INSTRUCTIONS FOR THE TASK
Copy out the data below. Keep every word as it is.

PROVIDED INFORMATION
***

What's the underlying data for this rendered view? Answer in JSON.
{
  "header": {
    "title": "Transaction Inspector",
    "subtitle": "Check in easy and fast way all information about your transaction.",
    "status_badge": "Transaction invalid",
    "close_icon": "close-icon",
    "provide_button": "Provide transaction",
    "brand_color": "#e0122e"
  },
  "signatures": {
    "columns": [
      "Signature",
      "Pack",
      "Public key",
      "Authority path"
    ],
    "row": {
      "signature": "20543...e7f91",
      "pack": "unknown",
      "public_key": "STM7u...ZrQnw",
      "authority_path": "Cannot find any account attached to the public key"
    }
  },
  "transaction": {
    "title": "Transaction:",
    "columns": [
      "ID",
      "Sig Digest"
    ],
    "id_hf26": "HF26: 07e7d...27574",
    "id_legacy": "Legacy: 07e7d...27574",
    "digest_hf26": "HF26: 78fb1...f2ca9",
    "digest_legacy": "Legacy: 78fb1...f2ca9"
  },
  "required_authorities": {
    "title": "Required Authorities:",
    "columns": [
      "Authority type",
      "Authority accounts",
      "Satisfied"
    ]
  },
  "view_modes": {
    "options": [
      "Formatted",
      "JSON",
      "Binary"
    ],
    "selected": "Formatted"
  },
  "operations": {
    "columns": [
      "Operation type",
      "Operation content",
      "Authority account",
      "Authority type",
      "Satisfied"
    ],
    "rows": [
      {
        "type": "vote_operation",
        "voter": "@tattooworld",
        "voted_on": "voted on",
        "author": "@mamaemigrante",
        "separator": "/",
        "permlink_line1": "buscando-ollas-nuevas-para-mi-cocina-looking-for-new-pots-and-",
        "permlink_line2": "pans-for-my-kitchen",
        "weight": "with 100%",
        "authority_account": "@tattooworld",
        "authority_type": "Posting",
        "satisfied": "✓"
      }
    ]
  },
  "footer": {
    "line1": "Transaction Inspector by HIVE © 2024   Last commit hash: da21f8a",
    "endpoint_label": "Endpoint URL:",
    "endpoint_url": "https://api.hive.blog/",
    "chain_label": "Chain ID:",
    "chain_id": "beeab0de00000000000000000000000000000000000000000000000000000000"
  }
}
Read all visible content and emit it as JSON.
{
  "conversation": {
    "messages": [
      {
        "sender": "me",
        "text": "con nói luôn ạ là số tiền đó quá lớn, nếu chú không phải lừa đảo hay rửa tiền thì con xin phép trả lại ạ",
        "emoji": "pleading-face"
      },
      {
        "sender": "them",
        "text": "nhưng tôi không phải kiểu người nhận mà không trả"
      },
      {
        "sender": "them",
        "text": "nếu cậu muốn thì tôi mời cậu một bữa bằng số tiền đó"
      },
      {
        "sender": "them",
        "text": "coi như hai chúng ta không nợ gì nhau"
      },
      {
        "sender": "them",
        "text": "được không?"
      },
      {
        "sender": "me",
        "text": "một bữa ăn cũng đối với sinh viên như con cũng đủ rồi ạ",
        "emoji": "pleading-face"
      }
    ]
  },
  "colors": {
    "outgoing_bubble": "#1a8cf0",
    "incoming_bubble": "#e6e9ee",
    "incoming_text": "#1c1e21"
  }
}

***

SOLUTION TO THE PROBLEM
What's the underlying data for this rendered view? Answer in JSON.
{
  "header": {
    "title": "Transaction Inspector",
    "subtitle": "Check in easy and fast way all information about your transaction.",
    "status_badge": "Transaction invalid",
    "close_icon": "close-icon",
    "provide_button": "Provide transaction",
    "brand_color": "#e0122e"
  },
  "signatures": {
    "columns": [
      "Signature",
      "Pack",
      "Public key",
      "Authority path"
    ],
    "row": {
      "signature": "20543...e7f91",
      "pack": "unknown",
      "public_key": "STM7u...ZrQnw",
      "authority_path": "Cannot find any account attached to the public key"
    }
  },
  "transaction": {
    "title": "Transaction:",
    "columns": [
      "ID",
      "Sig Digest"
    ],
    "id_hf26": "HF26: 07e7d...27574",
    "id_legacy": "Legacy: 07e7d...27574",
    "digest_hf26": "HF26: 78fb1...f2ca9",
    "digest_legacy": "Legacy: 78fb1...f2ca9"
  },
  "required_authorities": {
    "title": "Required Authorities:",
    "columns": [
      "Authority type",
      "Authority accounts",
      "Satisfied"
    ]
  },
  "view_modes": {
    "options": [
      "Formatted",
      "JSON",
      "Binary"
    ],
    "selected": "Formatted"
  },
  "operations": {
    "columns": [
      "Operation type",
      "Operation content",
      "Authority account",
      "Authority type",
      "Satisfied"
    ],
    "rows": [
      {
        "type": "vote_operation",
        "voter": "@tattooworld",
        "voted_on": "voted on",
        "author": "@mamaemigrante",
        "separator": "/",
        "permlink_line1": "buscando-ollas-nuevas-para-mi-cocina-looking-for-new-pots-and-",
        "permlink_line2": "pans-for-my-kitchen",
        "weight": "with 100%",
        "authority_account": "@tattooworld",
        "authority_type": "Posting",
        "satisfied": "✓"
      }
    ]
  },
  "footer": {
    "line1": "Transaction Inspector by HIVE © 2024   Last commit hash: da21f8a",
    "endpoint_label": "Endpoint URL:",
    "endpoint_url": "https://api.hive.blog/",
    "chain_label": "Chain ID:",
    "chain_id": "beeab0de00000000000000000000000000000000000000000000000000000000"
  }
}
Read all visible content and emit it as JSON.
{
  "conversation": {
    "messages": [
      {
        "sender": "me",
        "text": "con nói luôn ạ là số tiền đó quá lớn, nếu chú không phải lừa đảo hay rửa tiền thì con xin phép trả lại ạ",
        "emoji": "pleading-face"
      },
      {
        "sender": "them",
        "text": "nhưng tôi không phải kiểu người nhận mà không trả"
      },
      {
        "sender": "them",
        "text": "nếu cậu muốn thì tôi mời cậu một bữa bằng số tiền đó"
      },
      {
        "sender": "them",
        "text": "coi như hai chúng ta không nợ gì nhau"
      },
      {
        "sender": "them",
        "text": "được không?"
      },
      {
        "sender": "me",
        "text": "một bữa ăn cũng đối với sinh viên như con cũng đủ rồi ạ",
        "emoji": "pleading-face"
      }
    ]
  },
  "colors": {
    "outgoing_bubble": "#1a8cf0",
    "incoming_bubble": "#e6e9ee",
    "incoming_text": "#1c1e21"
  }
}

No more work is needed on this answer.